:: Task input
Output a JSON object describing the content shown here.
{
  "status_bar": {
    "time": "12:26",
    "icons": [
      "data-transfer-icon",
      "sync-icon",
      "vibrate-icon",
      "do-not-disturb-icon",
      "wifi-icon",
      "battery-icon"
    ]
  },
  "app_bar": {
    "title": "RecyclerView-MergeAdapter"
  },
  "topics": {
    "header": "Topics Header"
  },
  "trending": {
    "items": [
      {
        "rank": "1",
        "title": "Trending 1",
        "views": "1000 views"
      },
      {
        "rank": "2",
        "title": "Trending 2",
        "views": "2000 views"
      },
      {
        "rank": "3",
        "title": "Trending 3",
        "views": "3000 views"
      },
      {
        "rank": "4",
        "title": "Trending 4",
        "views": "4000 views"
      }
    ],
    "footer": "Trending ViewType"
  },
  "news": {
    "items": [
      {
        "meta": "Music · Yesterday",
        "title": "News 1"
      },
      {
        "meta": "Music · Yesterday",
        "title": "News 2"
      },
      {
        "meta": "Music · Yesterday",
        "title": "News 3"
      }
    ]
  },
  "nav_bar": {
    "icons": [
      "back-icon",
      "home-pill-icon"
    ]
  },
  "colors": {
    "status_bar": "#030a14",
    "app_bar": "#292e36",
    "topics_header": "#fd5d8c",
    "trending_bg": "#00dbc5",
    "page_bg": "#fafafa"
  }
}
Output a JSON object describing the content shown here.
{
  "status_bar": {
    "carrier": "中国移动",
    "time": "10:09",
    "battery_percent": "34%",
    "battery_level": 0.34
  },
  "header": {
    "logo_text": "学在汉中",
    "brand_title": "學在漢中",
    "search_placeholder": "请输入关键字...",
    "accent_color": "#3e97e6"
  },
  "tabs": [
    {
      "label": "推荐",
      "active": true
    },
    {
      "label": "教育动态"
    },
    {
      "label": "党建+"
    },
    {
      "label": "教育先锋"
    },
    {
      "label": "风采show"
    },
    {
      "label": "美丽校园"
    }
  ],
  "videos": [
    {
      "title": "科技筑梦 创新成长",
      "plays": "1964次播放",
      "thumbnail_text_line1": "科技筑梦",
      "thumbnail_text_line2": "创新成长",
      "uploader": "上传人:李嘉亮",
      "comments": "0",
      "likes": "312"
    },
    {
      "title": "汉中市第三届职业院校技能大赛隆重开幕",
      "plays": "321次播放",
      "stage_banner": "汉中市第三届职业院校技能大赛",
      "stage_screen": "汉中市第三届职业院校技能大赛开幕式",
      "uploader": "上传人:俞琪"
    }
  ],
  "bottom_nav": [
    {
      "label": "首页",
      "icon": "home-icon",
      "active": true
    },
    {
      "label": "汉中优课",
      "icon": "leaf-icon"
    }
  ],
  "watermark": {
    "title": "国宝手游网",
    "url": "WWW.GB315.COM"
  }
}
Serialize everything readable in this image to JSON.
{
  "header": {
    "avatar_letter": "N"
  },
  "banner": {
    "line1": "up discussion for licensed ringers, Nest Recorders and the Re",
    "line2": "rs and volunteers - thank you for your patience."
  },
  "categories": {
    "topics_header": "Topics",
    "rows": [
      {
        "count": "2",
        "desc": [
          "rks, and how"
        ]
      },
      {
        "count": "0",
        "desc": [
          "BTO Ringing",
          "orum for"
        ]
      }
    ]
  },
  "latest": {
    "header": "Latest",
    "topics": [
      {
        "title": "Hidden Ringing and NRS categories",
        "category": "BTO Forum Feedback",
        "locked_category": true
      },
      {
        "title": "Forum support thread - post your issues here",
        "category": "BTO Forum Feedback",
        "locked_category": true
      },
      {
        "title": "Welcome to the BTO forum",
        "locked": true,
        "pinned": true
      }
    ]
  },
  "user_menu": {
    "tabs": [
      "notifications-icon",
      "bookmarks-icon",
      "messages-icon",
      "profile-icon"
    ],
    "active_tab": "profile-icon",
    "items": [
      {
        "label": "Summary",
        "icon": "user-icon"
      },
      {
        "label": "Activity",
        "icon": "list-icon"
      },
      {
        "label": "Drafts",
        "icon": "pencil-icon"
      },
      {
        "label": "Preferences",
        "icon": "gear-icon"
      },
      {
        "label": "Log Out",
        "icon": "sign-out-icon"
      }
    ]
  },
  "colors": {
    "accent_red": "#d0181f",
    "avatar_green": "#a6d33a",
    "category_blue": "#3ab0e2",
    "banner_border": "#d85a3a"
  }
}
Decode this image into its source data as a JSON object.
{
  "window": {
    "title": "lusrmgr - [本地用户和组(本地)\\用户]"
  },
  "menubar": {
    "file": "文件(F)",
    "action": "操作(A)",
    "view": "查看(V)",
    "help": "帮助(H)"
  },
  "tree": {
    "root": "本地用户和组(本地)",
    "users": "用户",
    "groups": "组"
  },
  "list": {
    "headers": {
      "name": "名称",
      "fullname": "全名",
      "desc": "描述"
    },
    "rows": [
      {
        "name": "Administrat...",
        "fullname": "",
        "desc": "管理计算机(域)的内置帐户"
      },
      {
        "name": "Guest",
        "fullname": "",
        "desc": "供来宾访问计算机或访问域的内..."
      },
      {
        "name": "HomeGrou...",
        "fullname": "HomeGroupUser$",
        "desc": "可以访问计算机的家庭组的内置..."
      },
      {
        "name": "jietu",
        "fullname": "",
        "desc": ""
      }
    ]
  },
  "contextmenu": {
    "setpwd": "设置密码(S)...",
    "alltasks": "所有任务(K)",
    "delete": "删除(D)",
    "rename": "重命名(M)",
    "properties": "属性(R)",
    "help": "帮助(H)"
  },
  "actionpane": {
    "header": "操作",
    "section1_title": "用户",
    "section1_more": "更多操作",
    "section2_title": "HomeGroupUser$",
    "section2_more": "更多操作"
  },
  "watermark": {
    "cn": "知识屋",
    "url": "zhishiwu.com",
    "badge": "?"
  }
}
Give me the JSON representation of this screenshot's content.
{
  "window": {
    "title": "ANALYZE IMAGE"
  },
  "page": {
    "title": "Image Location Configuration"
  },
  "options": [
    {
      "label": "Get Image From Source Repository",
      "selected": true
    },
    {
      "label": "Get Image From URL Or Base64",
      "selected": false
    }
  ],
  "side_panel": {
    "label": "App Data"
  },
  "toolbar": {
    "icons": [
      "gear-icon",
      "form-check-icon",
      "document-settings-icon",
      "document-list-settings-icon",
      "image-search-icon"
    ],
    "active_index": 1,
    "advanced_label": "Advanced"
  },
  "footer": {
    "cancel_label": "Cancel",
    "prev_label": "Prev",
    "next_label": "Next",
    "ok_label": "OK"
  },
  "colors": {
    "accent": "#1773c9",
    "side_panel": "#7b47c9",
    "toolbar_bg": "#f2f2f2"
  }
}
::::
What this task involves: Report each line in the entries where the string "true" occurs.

Exercise response:
      "active": true
      "active": true
        "locked_category": true
        "locked_category": true
        "locked": true,
        "pinned": true
      "selected": true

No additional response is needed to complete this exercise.